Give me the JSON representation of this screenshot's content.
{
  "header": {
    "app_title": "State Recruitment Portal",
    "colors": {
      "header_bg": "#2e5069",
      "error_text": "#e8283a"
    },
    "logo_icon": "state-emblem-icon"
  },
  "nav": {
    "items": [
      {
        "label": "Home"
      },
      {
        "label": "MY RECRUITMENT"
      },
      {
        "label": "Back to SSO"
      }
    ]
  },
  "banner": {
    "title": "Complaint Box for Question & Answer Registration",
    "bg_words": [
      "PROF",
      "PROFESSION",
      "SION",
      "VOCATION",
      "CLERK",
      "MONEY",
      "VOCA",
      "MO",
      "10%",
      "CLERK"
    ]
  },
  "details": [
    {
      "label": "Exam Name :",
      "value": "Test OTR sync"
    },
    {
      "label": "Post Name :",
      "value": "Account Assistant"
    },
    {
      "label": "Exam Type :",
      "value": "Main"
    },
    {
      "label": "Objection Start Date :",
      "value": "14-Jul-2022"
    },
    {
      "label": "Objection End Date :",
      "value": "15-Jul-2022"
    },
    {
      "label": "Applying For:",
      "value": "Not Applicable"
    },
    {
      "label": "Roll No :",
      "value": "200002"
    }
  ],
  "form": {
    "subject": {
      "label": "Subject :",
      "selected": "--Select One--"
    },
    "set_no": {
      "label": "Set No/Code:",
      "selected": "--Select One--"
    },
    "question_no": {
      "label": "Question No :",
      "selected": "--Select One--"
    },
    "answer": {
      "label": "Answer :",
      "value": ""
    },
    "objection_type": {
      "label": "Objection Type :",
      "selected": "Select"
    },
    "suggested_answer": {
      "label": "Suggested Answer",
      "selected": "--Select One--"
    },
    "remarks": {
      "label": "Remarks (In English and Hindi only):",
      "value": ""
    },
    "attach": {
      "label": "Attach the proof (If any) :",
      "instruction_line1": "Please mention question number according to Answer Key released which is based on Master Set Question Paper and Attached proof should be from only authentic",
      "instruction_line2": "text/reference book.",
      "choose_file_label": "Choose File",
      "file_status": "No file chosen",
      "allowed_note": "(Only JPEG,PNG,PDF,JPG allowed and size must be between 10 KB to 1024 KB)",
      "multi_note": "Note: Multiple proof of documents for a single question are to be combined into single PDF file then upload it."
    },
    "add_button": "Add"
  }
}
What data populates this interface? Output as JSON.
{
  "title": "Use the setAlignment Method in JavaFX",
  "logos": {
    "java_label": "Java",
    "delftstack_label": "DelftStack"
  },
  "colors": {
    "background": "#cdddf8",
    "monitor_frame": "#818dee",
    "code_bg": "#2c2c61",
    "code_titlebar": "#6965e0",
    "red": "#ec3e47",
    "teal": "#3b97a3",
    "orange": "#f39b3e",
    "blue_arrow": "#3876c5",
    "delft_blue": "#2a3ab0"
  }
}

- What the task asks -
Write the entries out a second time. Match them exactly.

- Solution for this exercise -
Give me the JSON representation of this screenshot's content.
{
  "header": {
    "app_title": "State Recruitment Portal",
    "colors": {
      "header_bg": "#2e5069",
      "error_text": "#e8283a"
    },
    "logo_icon": "state-emblem-icon"
  },
  "nav": {
    "items": [
      {
        "label": "Home"
      },
      {
        "label": "MY RECRUITMENT"
      },
      {
        "label": "Back to SSO"
      }
    ]
  },
  "banner": {
    "title": "Complaint Box for Question & Answer Registration",
    "bg_words": [
      "PROF",
      "PROFESSION",
      "SION",
      "VOCATION",
      "CLERK",
      "MONEY",
      "VOCA",
      "MO",
      "10%",
      "CLERK"
    ]
  },
  "details": [
    {
      "label": "Exam Name :",
      "value": "Test OTR sync"
    },
    {
      "label": "Post Name :",
      "value": "Account Assistant"
    },
    {
      "label": "Exam Type :",
      "value": "Main"
    },
    {
      "label": "Objection Start Date :",
      "value": "14-Jul-2022"
    },
    {
      "label": "Objection End Date :",
      "value": "15-Jul-2022"
    },
    {
      "label": "Applying For:",
      "value": "Not Applicable"
    },
    {
      "label": "Roll No :",
      "value": "200002"
    }
  ],
  "form": {
    "subject": {
      "label": "Subject :",
      "selected": "--Select One--"
    },
    "set_no": {
      "label": "Set No/Code:",
      "selected": "--Select One--"
    },
    "question_no": {
      "label": "Question No :",
      "selected": "--Select One--"
    },
    "answer": {
      "label": "Answer :",
      "value": ""
    },
    "objection_type": {
      "label": "Objection Type :",
      "selected": "Select"
    },
    "suggested_answer": {
      "label": "Suggested Answer",
      "selected": "--Select One--"
    },
    "remarks": {
      "label": "Remarks (In English and Hindi only):",
      "value": ""
    },
    "attach": {
      "label": "Attach the proof (If any) :",
      "instruction_line1": "Please mention question number according to Answer Key released which is based on Master Set Question Paper and Attached proof should be from only authentic",
      "instruction_line2": "text/reference book.",
      "choose_file_label": "Choose File",
      "file_status": "No file chosen",
      "allowed_note": "(Only JPEG,PNG,PDF,JPG allowed and size must be between 10 KB to 1024 KB)",
      "multi_note": "Note: Multiple proof of documents for a single question are to be combined into single PDF file then upload it."
    },
    "add_button": "Add"
  }
}
What data populates this interface? Output as JSON.
{
  "title": "Use the setAlignment Method in JavaFX",
  "logos": {
    "java_label": "Java",
    "delftstack_label": "DelftStack"
  },
  "colors": {
    "background": "#cdddf8",
    "monitor_frame": "#818dee",
    "code_bg": "#2c2c61",
    "code_titlebar": "#6965e0",
    "red": "#ec3e47",
    "teal": "#3b97a3",
    "orange": "#f39b3e",
    "blue_arrow": "#3876c5",
    "delft_blue": "#2a3ab0"
  }
}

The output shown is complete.